14. There is nothing to fear from someone who shouts.

In Igbo land it is always assumed that people who make noise are cowards. The English version is the empty drum makes the loudest noise.

15. A child can not pay for his mother’s milk.

This explains itself. One won’t pay for what rightly belongs to him.

16. Whenever you see a toad jumping in broad daylight, know that something is after its life.

People do not visit another for nothing. They might have come to ask for help. Something must be the reason for every action. Another version of this is the toad does not jump during the day if nothing is pursuing it.


The explanation for the Proverbs are my opinion. I’m available for discussion on African literature and Igbo culture/traditions. Drop a comment or query here or on the contact me page.

© Oke Iroegbu

Categories
Africa culture/tradition education folklore Igbo culture lifestyle

Things Fall Apart by Chinua Achebe

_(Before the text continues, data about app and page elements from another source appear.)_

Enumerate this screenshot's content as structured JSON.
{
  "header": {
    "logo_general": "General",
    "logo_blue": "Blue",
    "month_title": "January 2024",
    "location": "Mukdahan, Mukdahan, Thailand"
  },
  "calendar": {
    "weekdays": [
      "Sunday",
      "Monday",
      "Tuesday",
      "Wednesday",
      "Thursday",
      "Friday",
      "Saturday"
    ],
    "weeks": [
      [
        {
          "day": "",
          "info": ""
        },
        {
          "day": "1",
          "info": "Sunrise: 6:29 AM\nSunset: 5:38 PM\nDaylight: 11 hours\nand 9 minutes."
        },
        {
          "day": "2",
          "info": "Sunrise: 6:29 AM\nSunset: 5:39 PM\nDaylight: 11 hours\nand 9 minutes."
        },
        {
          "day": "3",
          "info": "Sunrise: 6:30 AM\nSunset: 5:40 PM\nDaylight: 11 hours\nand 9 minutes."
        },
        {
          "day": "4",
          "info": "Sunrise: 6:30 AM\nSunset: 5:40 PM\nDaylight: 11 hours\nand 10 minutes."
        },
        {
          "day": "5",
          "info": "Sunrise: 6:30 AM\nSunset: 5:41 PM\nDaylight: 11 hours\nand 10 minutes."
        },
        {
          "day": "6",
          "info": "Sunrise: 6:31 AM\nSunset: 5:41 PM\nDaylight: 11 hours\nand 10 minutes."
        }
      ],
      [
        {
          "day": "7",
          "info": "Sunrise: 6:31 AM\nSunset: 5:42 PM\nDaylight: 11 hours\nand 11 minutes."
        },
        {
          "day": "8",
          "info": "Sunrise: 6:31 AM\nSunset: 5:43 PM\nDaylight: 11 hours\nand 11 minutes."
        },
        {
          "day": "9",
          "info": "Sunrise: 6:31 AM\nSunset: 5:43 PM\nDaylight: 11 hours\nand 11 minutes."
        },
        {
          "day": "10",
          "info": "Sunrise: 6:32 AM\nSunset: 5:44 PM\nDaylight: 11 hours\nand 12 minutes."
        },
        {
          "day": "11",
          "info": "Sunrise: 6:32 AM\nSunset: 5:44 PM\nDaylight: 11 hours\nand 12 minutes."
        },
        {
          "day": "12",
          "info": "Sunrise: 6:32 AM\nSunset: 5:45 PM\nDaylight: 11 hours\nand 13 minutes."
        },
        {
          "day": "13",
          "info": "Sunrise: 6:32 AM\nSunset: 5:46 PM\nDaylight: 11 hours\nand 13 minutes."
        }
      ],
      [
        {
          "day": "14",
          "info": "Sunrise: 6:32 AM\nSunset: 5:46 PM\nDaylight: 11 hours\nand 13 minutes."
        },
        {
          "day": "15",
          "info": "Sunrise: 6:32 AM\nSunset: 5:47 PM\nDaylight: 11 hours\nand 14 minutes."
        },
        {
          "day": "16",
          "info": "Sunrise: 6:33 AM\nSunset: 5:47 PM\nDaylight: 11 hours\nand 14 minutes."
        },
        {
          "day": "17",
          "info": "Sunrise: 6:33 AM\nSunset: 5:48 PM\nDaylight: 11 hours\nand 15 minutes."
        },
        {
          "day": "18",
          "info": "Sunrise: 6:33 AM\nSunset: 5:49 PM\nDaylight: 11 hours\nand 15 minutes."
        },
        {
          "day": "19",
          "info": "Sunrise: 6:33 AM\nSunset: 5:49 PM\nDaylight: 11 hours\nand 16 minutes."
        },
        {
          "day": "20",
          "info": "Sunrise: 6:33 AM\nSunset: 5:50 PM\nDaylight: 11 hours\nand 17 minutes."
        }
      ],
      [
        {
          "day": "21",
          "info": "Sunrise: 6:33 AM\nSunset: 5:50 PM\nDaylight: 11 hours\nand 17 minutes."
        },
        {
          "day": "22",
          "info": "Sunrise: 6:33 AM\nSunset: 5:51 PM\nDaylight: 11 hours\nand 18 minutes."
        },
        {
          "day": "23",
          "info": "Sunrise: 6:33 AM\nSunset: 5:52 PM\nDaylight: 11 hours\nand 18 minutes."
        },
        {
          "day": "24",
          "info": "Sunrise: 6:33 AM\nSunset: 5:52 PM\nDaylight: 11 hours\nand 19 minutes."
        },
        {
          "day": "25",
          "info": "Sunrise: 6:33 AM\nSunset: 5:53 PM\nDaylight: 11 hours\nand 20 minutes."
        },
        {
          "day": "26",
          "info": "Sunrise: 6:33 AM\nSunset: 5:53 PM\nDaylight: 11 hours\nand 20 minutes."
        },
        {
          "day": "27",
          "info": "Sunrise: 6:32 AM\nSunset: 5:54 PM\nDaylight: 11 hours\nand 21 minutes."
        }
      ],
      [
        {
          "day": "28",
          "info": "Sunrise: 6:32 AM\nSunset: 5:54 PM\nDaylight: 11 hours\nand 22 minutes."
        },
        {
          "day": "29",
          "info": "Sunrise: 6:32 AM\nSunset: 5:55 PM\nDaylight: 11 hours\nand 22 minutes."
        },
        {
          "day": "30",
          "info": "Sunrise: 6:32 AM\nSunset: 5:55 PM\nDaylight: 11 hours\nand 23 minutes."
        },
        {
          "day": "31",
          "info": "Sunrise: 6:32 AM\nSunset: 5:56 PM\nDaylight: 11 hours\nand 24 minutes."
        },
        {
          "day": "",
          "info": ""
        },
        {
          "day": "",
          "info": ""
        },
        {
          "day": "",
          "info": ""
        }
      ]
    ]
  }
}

Things Fall Apart is a novel written by Nigerian author Chinua Achebe. Published in 1958, its story chronicles pre-colonial life in the south-eastern part of Nigeria and the arrival of the Europeans during the late nineteenth century. It is seen as the archetypal modern African novel in English, one of the first to receive global critical acclaim. It is a staple book in schools throughout Africa and is widely read and studied in English-speaking countries around the world. In 1962, Achebe’s debut novel was first published in the UK by William Heinemann Ltd. Things Fall Apart was the first work published in Heinemann’s African Writers Series.The novel follows the life of Okonkwo, an Igbo (“Ibo” in the novel) man and local wrestling champion in the fictional Nigerian clan of Umuofia. The work is split into three parts, with the first describing his family, personal history, and the customs and society of the Igbo, and the second and third sections introducing the influence of British colonialism and Christian missionaries on Okonkwo, his family and wider Igbo community.

Learn Igbo language here.

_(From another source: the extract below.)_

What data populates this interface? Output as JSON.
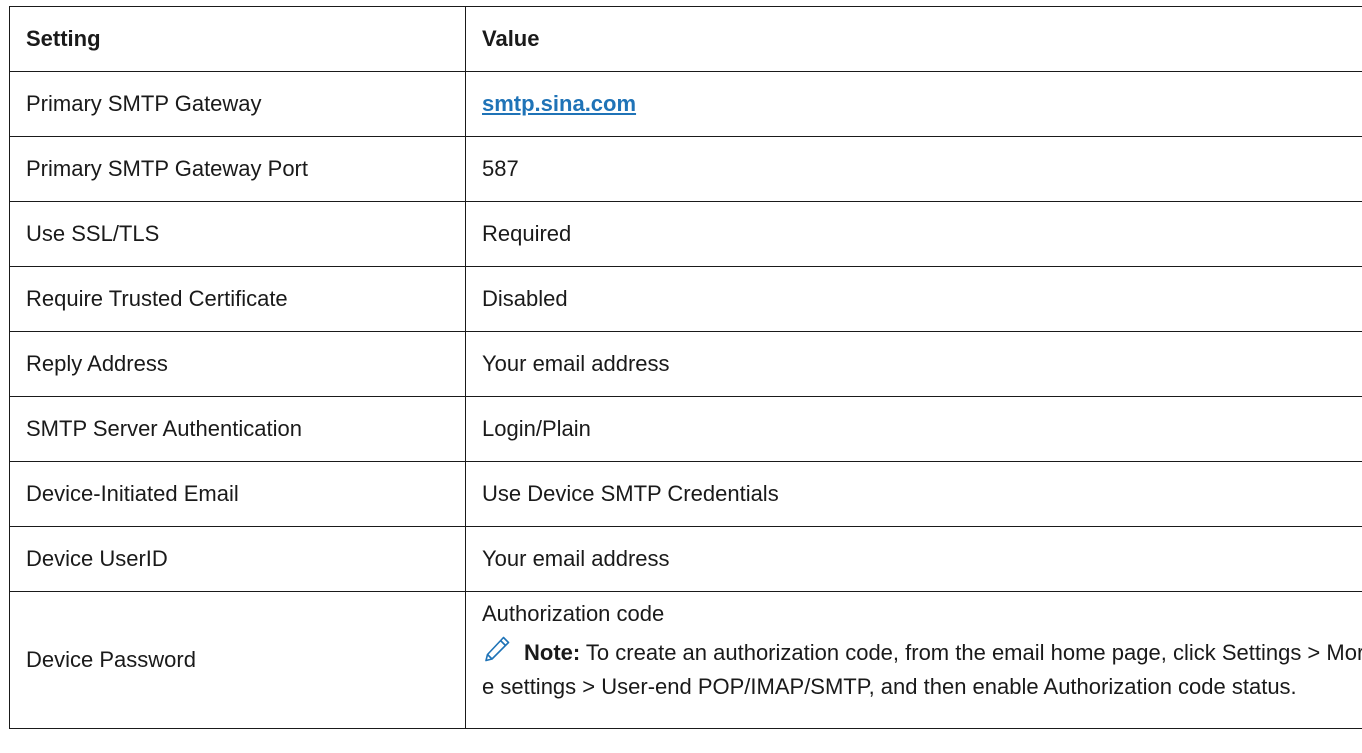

Categories
Africa culture/tradition education folklore Igbo culture lifestyle Nature Pastoral

What’s in a name?

A name indicates a person, place or thing. It may reflect why a person bear it. For instance, one can say Akpan, the first born or Judy, the mechanic. So a name can serve as a trait, feature or attribute.

In African culture, people name their children after circumstances they passed through, events they evidenced or situations they find themselves in.

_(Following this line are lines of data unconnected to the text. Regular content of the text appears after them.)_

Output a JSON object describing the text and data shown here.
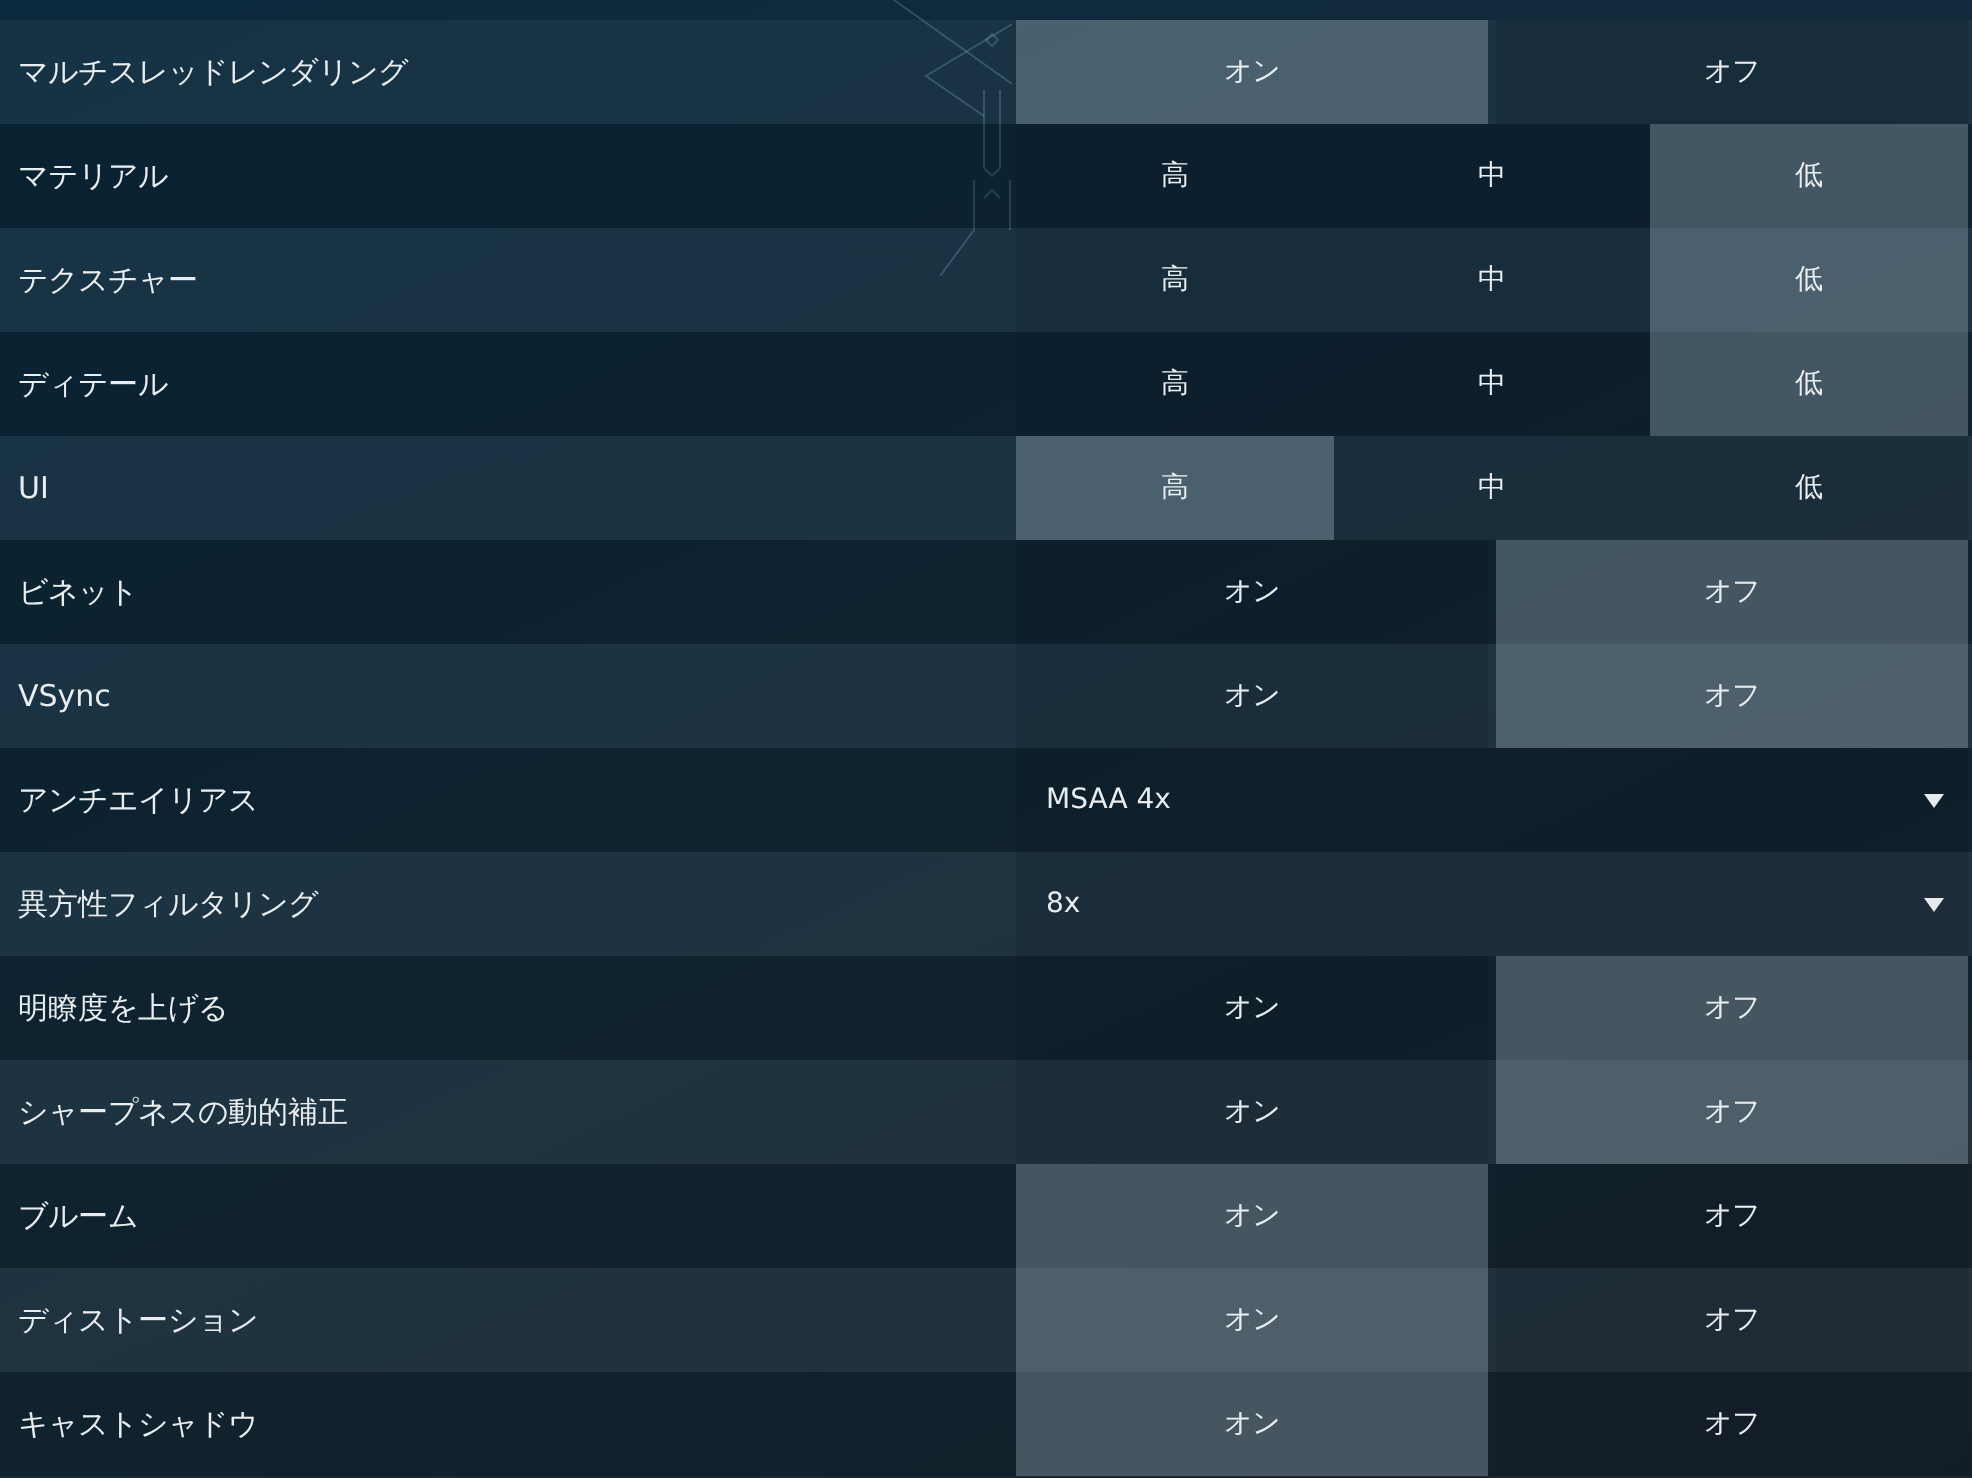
{
  "settings": [
    {
      "label": "マルチスレッドレンダリング",
      "kind": "toggle",
      "options": [
        {
          "label": "オン",
          "selected": true
        },
        {
          "label": "オフ",
          "selected": false
        }
      ]
    },
    {
      "label": "マテリアル",
      "kind": "level",
      "options": [
        {
          "label": "高",
          "selected": false
        },
        {
          "label": "中",
          "selected": false
        },
        {
          "label": "低",
          "selected": true
        }
      ]
    },
    {
      "label": "テクスチャー",
      "kind": "level",
      "options": [
        {
          "label": "高",
          "selected": false
        },
        {
          "label": "中",
          "selected": false
        },
        {
          "label": "低",
          "selected": true
        }
      ]
    },
    {
      "label": "ディテール",
      "kind": "level",
      "options": [
        {
          "label": "高",
          "selected": false
        },
        {
          "label": "中",
          "selected": false
        },
        {
          "label": "低",
          "selected": true
        }
      ]
    },
    {
      "label": "UI",
      "kind": "level",
      "options": [
        {
          "label": "高",
          "selected": true
        },
        {
          "label": "中",
          "selected": false
        },
        {
          "label": "低",
          "selected": false
        }
      ]
    },
    {
      "label": "ビネット",
      "kind": "toggle",
      "options": [
        {
          "label": "オン",
          "selected": false
        },
        {
          "label": "オフ",
          "selected": true
        }
      ]
    },
    {
      "label": "VSync",
      "kind": "toggle",
      "options": [
        {
          "label": "オン",
          "selected": false
        },
        {
          "label": "オフ",
          "selected": true
        }
      ]
    },
    {
      "label": "アンチエイリアス",
      "kind": "dropdown",
      "value": "MSAA 4x"
    },
    {
      "label": "異方性フィルタリング",
      "kind": "dropdown",
      "value": "8x"
    },
    {
      "label": "明瞭度を上げる",
      "kind": "toggle",
      "options": [
        {
          "label": "オン",
          "selected": false
        },
        {
          "label": "オフ",
          "selected": true
        }
      ]
    },
    {
      "label": "シャープネスの動的補正",
      "kind": "toggle",
      "options": [
        {
          "label": "オン",
          "selected": false
        },
        {
          "label": "オフ",
          "selected": true
        }
      ]
    },
    {
      "label": "ブルーム",
      "kind": "toggle",
      "options": [
        {
          "label": "オン",
          "selected": true
        },
        {
          "label": "オフ",
          "selected": false
        }
      ]
    },
    {
      "label": "ディストーション",
      "kind": "toggle",
      "options": [
        {
          "label": "オン",
          "selected": true
        },
        {
          "label": "オフ",
          "selected": false
        }
      ]
    },
    {
      "label": "キャストシャドウ",
      "kind": "toggle",
      "options": [
        {
          "label": "オン",
          "selected": true
        },
        {
          "label": "オフ",
          "selected": false
        }
      ]
    }
  ]
}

In the Igbo culture for instance, a tribe predominantly known to love and worship Chukwu, Chi or Chineke (God) value is placed on names linked to God’s name. So most Igbo names are attached to God. If you are familiar with Chinua Achebe’s and Chimamanda Adichie’s literature you will agree that there’s rich display of cultural names in African literary works. Names like Okechukwu, Uchechukwu, Chima, Chioma, Ekechukwu, Ikechukwu, Ogochukwu, Chidinma, Chukwuebuka, Chukwuemeka etc bear names of God and then what He did or a character of Him.

My name, Okechukwu means ‘My share from God‘. A typical Igbo name, suggesting that I am the share of God’s goodness in my family. Isn’t that beautiful?

Let’s look at the name Uchechukwu. Uche mean thoughts, wisdom or understanding depending on the usage. Chukwu, Chi and Chineke, as I mentioned before means God. So the name can go like this: Uchechi, Uchechineke and so on. But the most used is Uchechukwu which can be shortened to Uche or Uc meaning The Thought(s) of God. It can also be said to mean the will of God. There are variants in the name too. Uchennam means my Father’s will. As Nna in Igbo mean Father.

Consider another name, Obinna, Obinnaya or even Obichukwu (the Father’s/God’s heart/mind). This name is common in the East of Nigeria. Just like the biblical David who was tagged a man after God’s heart so is the name Obinna or Obichukwu or Obieze (King’s Heart). Amaka means Beautiful and Ebube is Glory.

Let us consider this name Chukwuemeka. Chukwu means God and Emeka translates to ‘has done it‘. So joining the two literally we have God has done it.Let’s talk about Chika or Chukwuka. A name translated to God is the Greatest! Also Chukwubuikem, a beautiful name which means God is my strength. Consider the name Chukwuebuka. Translated to God is the biggest or strongest.

Learn Igbo language and culture here.

You may want to adopt a Nigerian name for yourself. Stay safe everyone.